At the beginning of the year (semester), we review our new class rosters, allowing us to practice student names, set-up grade books, and create seating charts.  Also, many of us teachers review our class roster to see who we know – many of our students we have had in previous years or classes.  This past semester I reviewed my class roster and everything seemed normal and I had great kids, then I saw his name.  Let’s call him Rob.

I taught Rob as a freshman student.  He was tough: swearing in class, disrupting other students, and always getting in fights with other students.  He definitely kept me busy.  I  always stuck to my discipline plan and reiterated my expectations to him – expectations of the classroom and his potential.  We bumped heads a lot, but we made it through the school year.

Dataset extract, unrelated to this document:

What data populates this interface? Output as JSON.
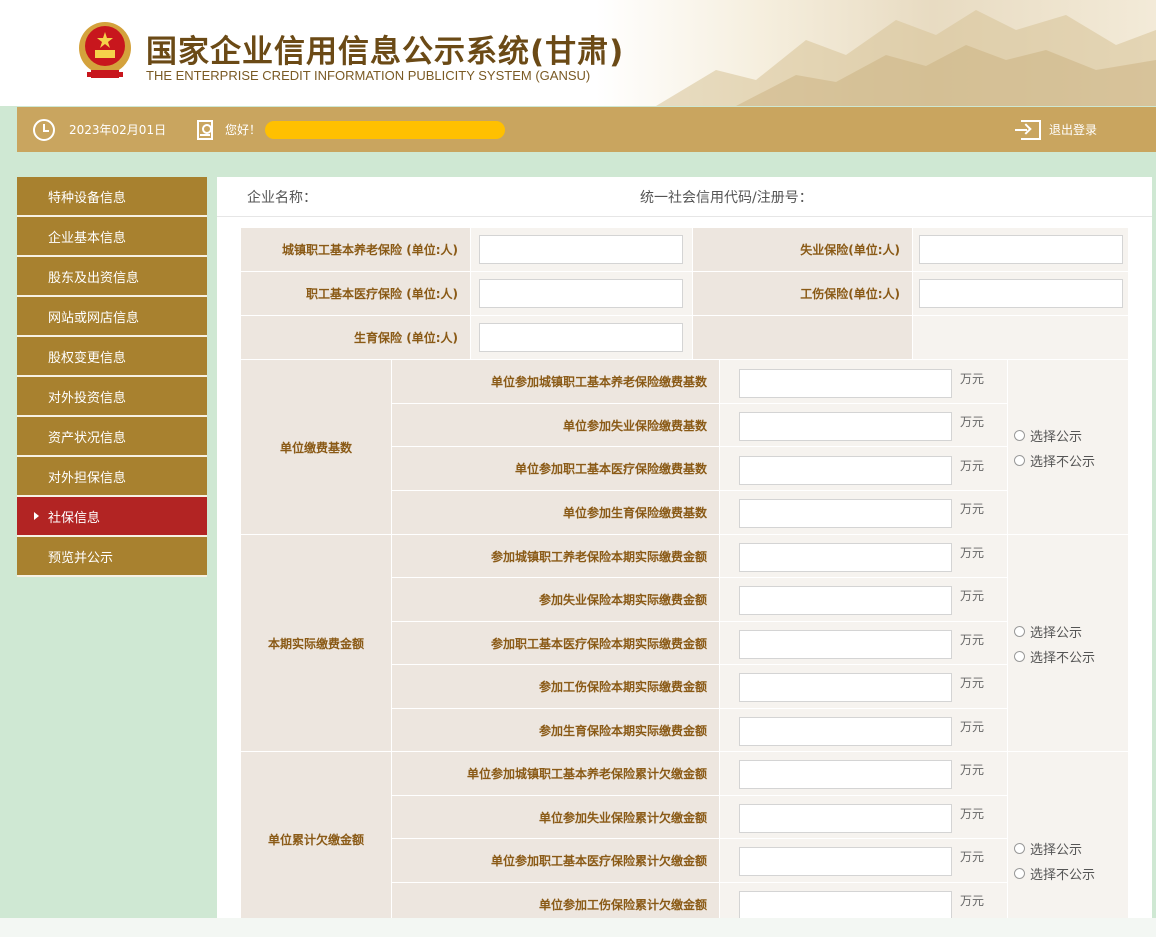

I saw Rob occasionally over his Sophomore year, always greeting him in the hallway and asking how he is doing in the class.  This helped us gain a strong rapport.  But, he wasn’t doing well.  From his current teachers I heard he was still getting in fights and smoking pot.

Now, I have Rob back again as a Junior.  Within the first days, we have had some problems: tardiness and speaking when I am speaking.  Yikes.  Here we go again.  I followed my discipline plan and we have already had a student conference (on the third day of school).  This time is a little different.  I believe he knows that I genuinely want him to do well in class and succeed in general.  This helps create some leverage when disciplining.  My fear though is that this leverage will soon dissipate over the coming weeks.

I am going to hope for the best and keep trying to guide Rob in the right direction, but I would be  a fool to not acknowledge this isn’t going to be easy.

I have a file folder for each student that I keep in an “in-box” on my desk. If a student is absent when worksheets, etc. are passed out, I just put a copy in the student’s folder right away. I also put graded work for absentees in the folder. Saves time looking for the papers they need.
I put a little green dot in the upper right corner of my master copy of all worksheets, tests, etc. That way I don’t get paranoid about giving out my last copy. The one with the green circle is always one I keep.

– Betty Ann

I teach 8th grade.  Here are some things that are invaluable
to me.

1. Three-ringed binders. I put each unit in a binder. If I 
have transparencies, CDs, DVDs, etc, they are all put in it 
too, along with the lesson plans and objectives for that 

2. Hanging files.  I have one for each student.  That’s where 
ALL corrected work goes. Either at the end of the week or 
whenever the files start to bulge, I remind the students to 
take home their work or it’s getting recycled.

3. Keep detailed lesson plans on the computer.  If something 
needs tweaking, it’s much easier to edit.

4. Try and get copies made at least a week ahead of time. I
have a shelf that is labeled for each of my three preps. 
Right now I have the rest of this week’s papers, along with 
all of next week’s copies. If I have an emergency absence,
it’s a lot easier for my sub. 

5. Make sure you have a sub folder. I also have a one week 
reading lesson plan and a three day language arts lesson 
plan. I have many grammar review sheets along with a sticky 
note with sketchy directions.

Above all, (this is for 8th grade) don’t feel you need to 
grade everything. Some things can be done just for practice, 
others for a grade. Some things can be self-corrected by the 
students.  And some things NEED to be graded by the teacher. 
In grammar, I grade very little.  I grade their writing.  But most of the grammar sheets and assignments are self-
corrected. I grade the assessments.

Just a few of my ideas.